There is no single design grid system that is appropriate for all Web pages. The first consideration in a Web design project is to establish the basic layout grid for your pages. With this graphic "backbone" you establish how the major blocks of type and illustrations will regularly occur in your pages, and set the placement and style guidelines for major screen titles, subtitles, and navigation links or buttons. To start, gather representative examples of your text, along with some graphics, scans, or other illustration material, and experiment with various arrangements of the elements on the page. In larger projects it isn't possible to predict how every particular combination of text and graphics will interact on the screen, but examine your Web layout "sketches" against both your most complex and least complex pages.
The goal is to quickly establish a consistent, logical screen layout, one that allows you to quickly "plug in" text and graphics for each new page without having to stop and re-think your basic design approach for every new page. Without a firm underlying design grid, your project's page layout will be driven by the problems of the moment, and the overall design of your Web system will look patchy and visually confusing.
Analyzing page grids
When we designed this style manual we used a basic page grid that incorporates an image map menu at the top and bottom of every page incorporating paging buttons. A "scan column" along the left of the page does two jobs: it provides space for local links to related material, and also gives visual relief by narrowing the right text column to about 60 - 70 characters per line. This diagram shows the major repeating components of the style manual pages:
Simple table-based page layout example.
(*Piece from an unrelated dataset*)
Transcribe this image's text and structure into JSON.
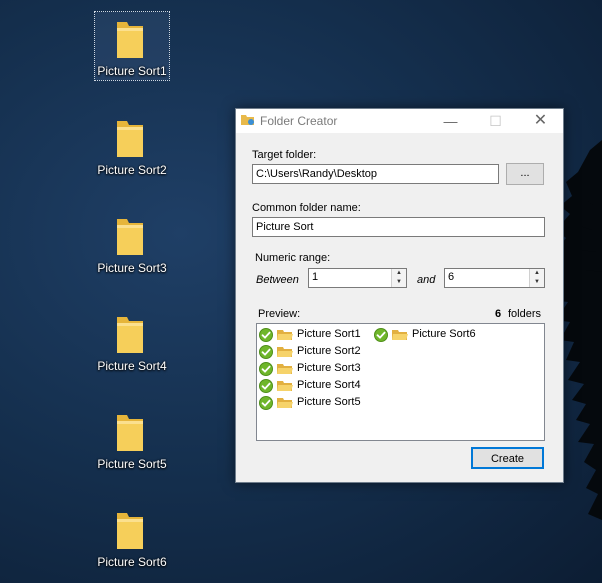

To modify this example for your own use, click the link to open the page, then use your browser's "View source code" option to view and copy the HTML code.